In certain culinary circles the term fusion is scoffed at, and I’ve never understood that. If someone can enhance a cuisine by adding certain ingredients or flavors, what’s wrong with that? An example could be the California Burrito, as I’m pretty sure they are not putting french fries in burritos in Mexico. Anyway, you get my point.
Piotr Wolny and Maria Leon, owners of Coya Peruvian Secret, along with chef Cornelio Mondragon, took over the restaurant in February 2019. Prior to that, it was a Peruvian restaurant for 10 years, but they added their own flair to it, creating a fusion they call Peruvian Cali fusion food that incorporates Peruvian ingredients over traditional ones.
For example, in their hollandaise sauce, they use the traditional French technique and add aji amarillo, which is the most popular Peruvian chili pepper.
The term fusion could also apply to the owners Piotr and Maria. Maria was born and raised in Lima, Peru, and came to the United States 20 years ago. She worked her way up starting in the kitchen in Miami and then at some of the best restaurants, with award-winning chefs like Yannis Jansens. Other notable stops included Karu & Y, Setai Hotel.
Then in Los Angeles, she worked at Peruvian restaurants Picca, Paichi, Mochica, and in Santa Barbara she open Blue Tavern. Maria’s love for desserts evolved over the years and she has since made that her focus, which is evident in the desserts at Coya. More on those fabulous desserts later.
Piotr was born and raised in Poland, coming to the U.S. in 2003. He always loved the hospitality industry’s energy, vibe, connection and craziness and decided early on it was going to be his professional path. Similar to Maria, he worked his way up at some of the best restaurants and clubs in Miami. An opportunity presented itself in California in 2013 and he made the move.
So there you have that fusion again, two like-minded people coming together over a shared passion and making a go of it. I think “Peruvian-Cali Fusion” suits them perfectly.
The menu is described by Piotr as “fresh, bold and soulful” with sizable portions. They do have some traditional Peruvian dishes like lomo saltado, ceviche and lamb stew, with the rest being a fusion of flavors and ingredients. The hominy choclo tamales are a mix of Peruvian corn choclo and Mexican hominy. Their pork belly is dry roasted with aji panca and chicha de jora. Tuna tartare with aji amarijo, short rib aji panca and squid ink risotto are some more examples.

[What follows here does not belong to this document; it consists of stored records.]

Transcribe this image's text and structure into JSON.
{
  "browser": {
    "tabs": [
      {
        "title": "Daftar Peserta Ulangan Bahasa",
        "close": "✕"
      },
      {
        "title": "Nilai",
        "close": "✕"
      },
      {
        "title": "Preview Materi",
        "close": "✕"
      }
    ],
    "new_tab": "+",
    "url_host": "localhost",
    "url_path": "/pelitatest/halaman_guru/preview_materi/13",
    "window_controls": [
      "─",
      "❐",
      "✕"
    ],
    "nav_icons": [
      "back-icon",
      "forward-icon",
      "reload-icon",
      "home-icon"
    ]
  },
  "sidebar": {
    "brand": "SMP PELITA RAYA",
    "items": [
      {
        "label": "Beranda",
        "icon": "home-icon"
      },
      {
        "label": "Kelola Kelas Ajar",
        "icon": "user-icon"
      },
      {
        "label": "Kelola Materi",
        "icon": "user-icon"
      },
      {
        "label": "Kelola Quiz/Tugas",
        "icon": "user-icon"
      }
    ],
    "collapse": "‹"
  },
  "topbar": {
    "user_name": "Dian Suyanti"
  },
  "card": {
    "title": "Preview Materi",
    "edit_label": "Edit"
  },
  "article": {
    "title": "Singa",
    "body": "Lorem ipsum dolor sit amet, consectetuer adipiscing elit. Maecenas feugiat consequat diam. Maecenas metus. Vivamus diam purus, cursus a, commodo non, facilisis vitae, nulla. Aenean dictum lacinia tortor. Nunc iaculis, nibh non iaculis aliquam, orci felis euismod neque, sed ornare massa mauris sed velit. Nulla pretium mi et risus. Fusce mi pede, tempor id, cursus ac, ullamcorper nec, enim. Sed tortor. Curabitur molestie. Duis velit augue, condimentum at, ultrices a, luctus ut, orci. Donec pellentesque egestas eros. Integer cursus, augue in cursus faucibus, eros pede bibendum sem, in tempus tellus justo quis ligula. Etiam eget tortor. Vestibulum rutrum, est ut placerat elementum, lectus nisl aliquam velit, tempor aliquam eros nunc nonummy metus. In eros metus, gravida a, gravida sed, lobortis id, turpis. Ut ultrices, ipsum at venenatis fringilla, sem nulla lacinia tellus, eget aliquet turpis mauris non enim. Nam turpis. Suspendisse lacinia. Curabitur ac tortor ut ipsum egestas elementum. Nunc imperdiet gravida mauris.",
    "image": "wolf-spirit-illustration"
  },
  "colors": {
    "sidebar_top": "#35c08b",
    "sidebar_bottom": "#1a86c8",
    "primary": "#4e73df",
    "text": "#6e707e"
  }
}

I tried the risotto, and it was delicious. The arborio rice was cooked perfectly al dente and was rich and creamy. We also tried the seafood ceviche, which came highly recommended by our server and that was spot on as well. It has that perfect mix of acidity, texture and refreshing zest that comes with a properly prepared ceviche.
Empanadas are a Peruvian staple so I had to give those a try. The order was presented as one large empanada that was sizable enough to split and had a rich, flaky crust with a flavorful savory meat filling. I could make a whole meal of empanadas and might just do that next time.
The desserts by Maria were one of the highlights of my visit. The lucuma flan is made with lucuma, a Peruvian superfruit, and it’s light and amazing. The cuatro leches was my favorite though and their take on tres leches … it’s a must-try! It was denser than traditional tres leches I’ve had in the past but that seemed to make it even better.
Beer and wine are available including a Peruvian beer called Cuzquena from the Andes. Cuzquena is a lager that is smooth but full-bodied, a perfect accompaniment to Peruvian fusion cuisine. And while I’ve never been to Peru, the rustic yet elegant sidewalk setting on Camino Del Mar blocks from the beach felt like it had that vibe. Service is spot on and it’s a fun way to enjoy great people-watching in Del Mar.
Find Coya at www.coyaperuviansecretdelmar.com or 1140 Camino Del Mar, Del Mar; 858-290-6014